A Reuters analysis of quarterly earnings calls over the past week revealed more than 25 large companies plan to reduce their office space in the year ahead, a move designed to reduce the second-largest expense after payrolls at corporations.
Energy company Halliburton Co said it intends to close more than 100 facilities. Financial services company State Street Corp said it is going to nearly double the workers assigned to one office before adding additional space, based on the assumption that a significant portion of its workforce will continue to work from home even after a vaccine for COVID-19 emerges. Bedding company Sleep Number Corp plans to slow the growth of its total square footage as more consumers shop online.
“You should expect and hold us to a much lower footprint really starting quite soon,” State Street Corp’s CEO, Ronald Philip O’Hanley, said on the company’s July 17 earnings call.
Regions Financial Corp, meanwhile, told analysts: “Whether through increased use of hoteling, work from home or modified scheduling, we are confident overall office square footage will continue to decline,” as some workers share desks or stop coming into the building.
Analysts say the plans to cut back on real estate are likely the first wave of cost-cutting measures to hit office workers as companies try to maintain margins going into what may be a long recession. So far, the majority of the 14.7 million U.S. jobs lost during the pandemic have been in hard-hit areas such as restaurants, travel and retailers.
Reductions in office spending could likely be followed by layoffs and investments in technology that should help improve productivity with a reduced workforce, said Bill McMahon, chief investment officer of active equity strategies at Charles Schwab.
“Clearly, we’re seeing businesses starting to rationalize their physical plants and at some point they will turn to labor too,” he said.
Morgan Stanley in June forecast that work-from-home policies will increase vacancy rates in office buildings. Vacancy rates in New York will reach 10per cent-12per cent in the next two to five years from 8.7per cent now, while San Francisco will reach 7-9per cent from 5.8per cent, it predicted.
So far, concerns about declining office space use have not hurt commercial mortgaged-backed securities, with the iShares CMBS ETF up 4.4per cent for the year to date.
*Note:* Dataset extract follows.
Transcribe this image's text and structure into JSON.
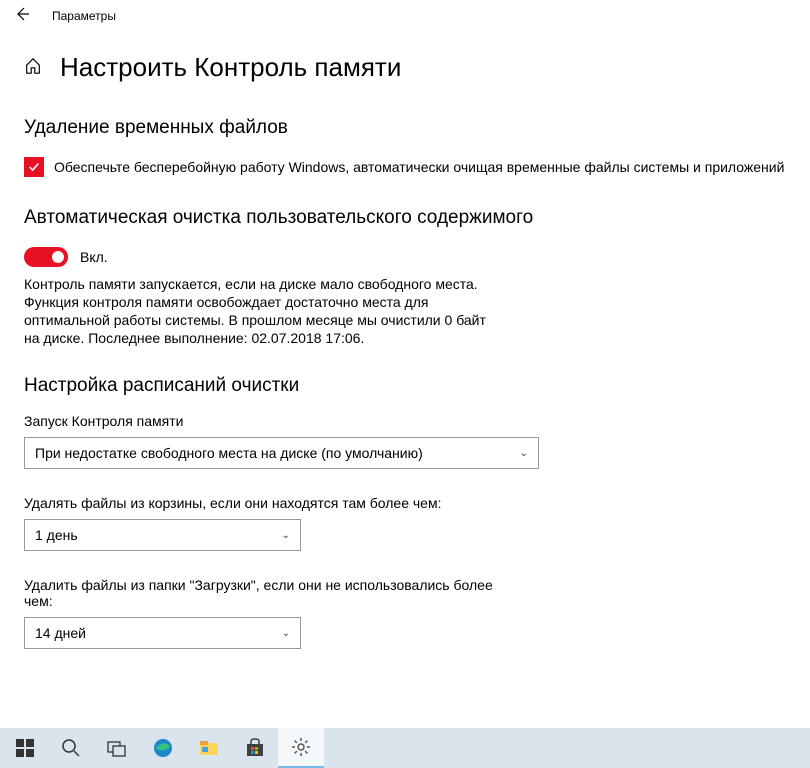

While companies tend to cut back on their real estate needs during typical recessions, the last four months of economic lockdown have shown that many workers can remain productive at home, said Danny Ismail, an analyst at independent research firm Green Street Advisors. As a result, the cutbacks that companies are making are more likely to be permanent, he said.
“Every company just went through a mass work-from-home experience and for the majority it was mostly positive,” he said.
Green Street Advisors expects that up to 15per cent of U.S. office workers will likely remain remote once the coronavirus pandemic is contained.
That reduction in necessary space will most likely hurt real estate investment firms with large exposures in cities such as San Francisco and New York as workers are expected to be given more freedom by employers to live in lower-cost areas away from the coasts, Ismail said.
“Even before COVID-19, you’d seen a migration from majority coastal cities along the Northeast and West Coast to Sun Belt markets,” he said, referring to the region stretching from Florida to Southern California, collectively known as the Sun Belt. “We think that will accelerate in the future as the cost of living, quality of life and ability to keep your job is much better in a post-COVID-19 world than before.”
(Reporting by David Randall in New York; Editing by Megan Davies and Matthew Lewis)